Despite that role, enthusiasm is limited. A 2017 survey in Le Soir found that nearly two-thirds of Belgians thought the €35m cost of the monarchy was too high, while half wanted to end state payments to Prince Laurent, the king’s gaffe-prone brother. The family has not managed to avoid scandal. Albert II, who abdicated in 2013, was forced to admit paternity of the artist Delphine Boël, after years denying he had fathered a child during an extramarital affair.
Meanwhile Philippe, who succeeded Albert II, has been forced to wrestle with Belgium’s colonial past. In 2020 the king expressed his “deepest regrets” for the violence and brutality inflicted on Congo during Belgium’s colonial rule, but stopped short of an apology.
But royal watchers are looking ahead to Belgium’s first female monarch: Princess Elisabeth. Styled the Duchess of Brabant, Elisabeth, 20, is the eldest daughter of Philippe and Queen Mathilde and is studying history and politics at Oxford University.
Monaco’s Grimaldi royal family, said to be the oldest dynasty in Europe, adds a dash of colour to the European royal rota and has been around in the microstate on the French Riviera since the 15th century, enjoying absolute rule until 1911 when Monaco became a constitutional monarchy. The principality of Monaco is home to fewer than 10,000 nationals but has almost three times as many rich residents within 2.1 sq km (0.81 sq miles) of territory often called the “rock”.
Sovereign Prince Albert II inherited the crown from his popular father, Prince Rainier (Monaco’s monarchs are princes not kings), who died in 2005 and whose main claim to fame was marrying the glamorous Hollywood star Grace Kelly who died in a car accident in 1982.
The antics of the house of Grimaldi – Albert, his wife, the former South African swimming Olympian Charlene Wittstock, and his sisters Caroline and Stephanie – are a source of fascination in republican France and fill the pages of glossy magazines such as Paris Match.

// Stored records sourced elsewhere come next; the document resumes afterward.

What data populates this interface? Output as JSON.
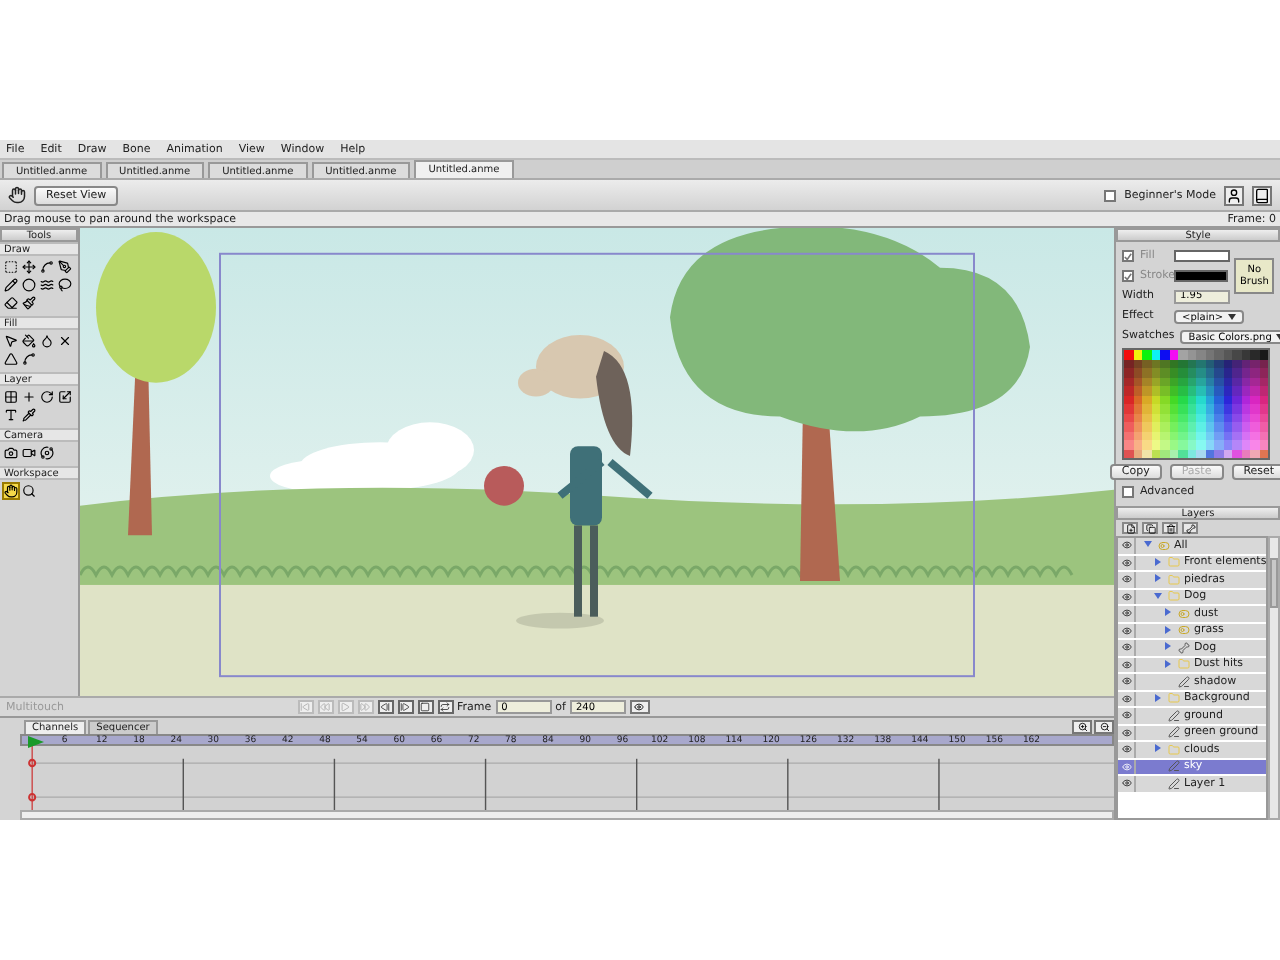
{
  "menu": [
    "File",
    "Edit",
    "Draw",
    "Bone",
    "Animation",
    "View",
    "Window",
    "Help"
  ],
  "doc_tabs": [
    {
      "label": "Untitled.anme",
      "selected": false
    },
    {
      "label": "Untitled.anme",
      "selected": false
    },
    {
      "label": "Untitled.anme",
      "selected": false
    },
    {
      "label": "Untitled.anme",
      "selected": false
    },
    {
      "label": "Untitled.anme",
      "selected": true
    }
  ],
  "toolbar": {
    "reset_view": "Reset View",
    "beginners_mode": {
      "label": "Beginner's Mode",
      "checked": false
    }
  },
  "status": "Drag mouse to pan around the workspace",
  "frame_indicator": "Frame: 0",
  "tools": {
    "title": "Tools",
    "groups": [
      {
        "label": "Draw",
        "tools": [
          {
            "selected": false
          },
          {
            "selected": false
          },
          {
            "selected": false
          },
          {
            "selected": false
          },
          {
            "selected": false
          },
          {
            "selected": false
          },
          {
            "selected": false
          },
          {
            "selected": false
          },
          {
            "selected": false
          },
          {
            "selected": false
          }
        ]
      },
      {
        "label": "Fill",
        "tools": [
          {
            "selected": false
          },
          {
            "selected": false
          },
          {
            "selected": false
          },
          {
            "selected": false
          },
          {
            "selected": false
          },
          {
            "selected": false
          }
        ]
      },
      {
        "label": "Layer",
        "tools": [
          {
            "selected": false
          },
          {
            "selected": false
          },
          {
            "selected": false
          },
          {
            "selected": false
          },
          {
            "selected": false
          },
          {
            "selected": false
          }
        ]
      },
      {
        "label": "Camera",
        "tools": [
          {
            "selected": false
          },
          {
            "selected": false
          },
          {
            "selected": false
          }
        ]
      },
      {
        "label": "Workspace",
        "tools": [
          {
            "selected": true
          },
          {
            "selected": false
          }
        ]
      }
    ]
  },
  "style": {
    "title": "Style",
    "fill": {
      "label": "Fill",
      "checked": true,
      "color": "#ffffff"
    },
    "stroke": {
      "label": "Stroke",
      "checked": true,
      "color": "#000000"
    },
    "width": {
      "label": "Width",
      "value": "1.95"
    },
    "no_brush": "No Brush",
    "effect": {
      "label": "Effect",
      "value": "<plain>"
    },
    "swatches": {
      "label": "Swatches",
      "value": "Basic Colors.png"
    },
    "buttons": [
      {
        "label": "Copy",
        "disabled": false
      },
      {
        "label": "Paste",
        "disabled": true
      },
      {
        "label": "Reset",
        "disabled": false
      }
    ],
    "advanced": {
      "label": "Advanced",
      "checked": false
    }
  },
  "layers": {
    "title": "Layers",
    "items": [
      {
        "name": "All",
        "kind": "switch",
        "expanded": true,
        "selected": false,
        "children": [
          {
            "name": "Front elements",
            "kind": "folder",
            "expanded": false,
            "selected": false
          },
          {
            "name": "piedras",
            "kind": "folder",
            "expanded": false,
            "selected": false
          },
          {
            "name": "Dog",
            "kind": "folder",
            "expanded": true,
            "selected": false,
            "children": [
              {
                "name": "dust",
                "kind": "switch",
                "expanded": false,
                "selected": false
              },
              {
                "name": "grass",
                "kind": "switch",
                "expanded": false,
                "selected": false
              },
              {
                "name": "Dog",
                "kind": "bone",
                "expanded": false,
                "selected": false
              },
              {
                "name": "Dust hits",
                "kind": "folder",
                "expanded": false,
                "selected": false
              },
              {
                "name": "shadow",
                "kind": "vector",
                "selected": false
              }
            ]
          },
          {
            "name": "Background",
            "kind": "folder",
            "expanded": false,
            "selected": false
          },
          {
            "name": "ground",
            "kind": "vector",
            "selected": false
          },
          {
            "name": "green ground",
            "kind": "vector",
            "selected": false
          },
          {
            "name": "clouds",
            "kind": "folder",
            "expanded": false,
            "selected": false
          },
          {
            "name": "sky",
            "kind": "vector",
            "selected": true
          },
          {
            "name": "Layer 1",
            "kind": "vector",
            "selected": false
          }
        ]
      }
    ]
  },
  "playback": {
    "multitouch": "Multitouch",
    "buttons": [
      {
        "disabled": true
      },
      {
        "disabled": true
      },
      {
        "disabled": true
      },
      {
        "disabled": true
      },
      {
        "disabled": false
      },
      {
        "disabled": false
      },
      {
        "disabled": false
      },
      {
        "disabled": false
      }
    ],
    "frame_label": "Frame",
    "frame": "0",
    "of_label": "of",
    "end_frame": "240"
  },
  "timeline": {
    "tabs": [
      {
        "label": "Channels",
        "selected": true
      },
      {
        "label": "Sequencer",
        "selected": false
      }
    ],
    "ruler": [
      "6",
      "12",
      "18",
      "24",
      "30",
      "36",
      "42",
      "48",
      "54",
      "60",
      "66",
      "72",
      "78",
      "84",
      "90",
      "96",
      "102",
      "108",
      "114",
      "120",
      "126",
      "132",
      "138",
      "144",
      "150",
      "156",
      "162"
    ]
  }
}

The royal family’s wealth is estimated at $1bn (£0.8bn), mostly in land, palaces, art, stamps and a collection of antique cars. In 2020, Monaco taxpayers were thought to be paying $1,386 per person for the royal family every year.